Why Cyberattacks Don’t Work as Weapons

Image courtesy of Pexels/Pixabay

This article was originally published by ETH Zurich in the Zukunftsblog on 18 January 2018.

Cyberattacks must also be understood as a phenomenon of political violence and combated as such, says Myriam Dunn Cavelty.

Digitalisation will fundamentally alter many aspects of our lives – in many cases for the better. However, our increasing dependence on computers and networks for data exchange and storage is creating new vulnerabilities for both individuals and society. The key word here is: cybersecurity. This encompasses more than just technical solutions: it involves not only security in cyberspace, but also security that is influenced by cyberspace.

Categories
Cyber

Cyber War – And Nobody Will Come?

Image courtesy of Markus Spiske/Unsplash.
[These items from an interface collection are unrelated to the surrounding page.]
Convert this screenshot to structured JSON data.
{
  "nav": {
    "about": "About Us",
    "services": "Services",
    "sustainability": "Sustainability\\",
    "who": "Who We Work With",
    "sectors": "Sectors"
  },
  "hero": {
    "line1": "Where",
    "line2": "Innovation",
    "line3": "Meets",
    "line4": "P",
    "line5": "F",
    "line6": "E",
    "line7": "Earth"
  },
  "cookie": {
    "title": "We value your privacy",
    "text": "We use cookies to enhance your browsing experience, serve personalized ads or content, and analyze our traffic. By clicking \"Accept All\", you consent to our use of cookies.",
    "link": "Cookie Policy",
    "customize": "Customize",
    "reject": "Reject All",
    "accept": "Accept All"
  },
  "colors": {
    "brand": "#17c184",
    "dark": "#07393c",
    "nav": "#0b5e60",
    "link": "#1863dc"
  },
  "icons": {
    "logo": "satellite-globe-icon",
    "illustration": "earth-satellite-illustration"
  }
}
This article was originally published by the ETH Zukunftsblog on 15 June 2018.

Myriam Dunn Cavelty calls for a realistic assessment of what state institutions can do to combat cyberattacks.

When a cyberattack has been orchestrated by a state actor, people may be tempted to call it “war”. After all, it’s an attack waged on national infrastructures by a foreign power. But the term “cyber war” has been used so often for dramatic effect that I don’t just want to warn against hype. It’s also time to dampen expectations regarding the scope of governmental intervention.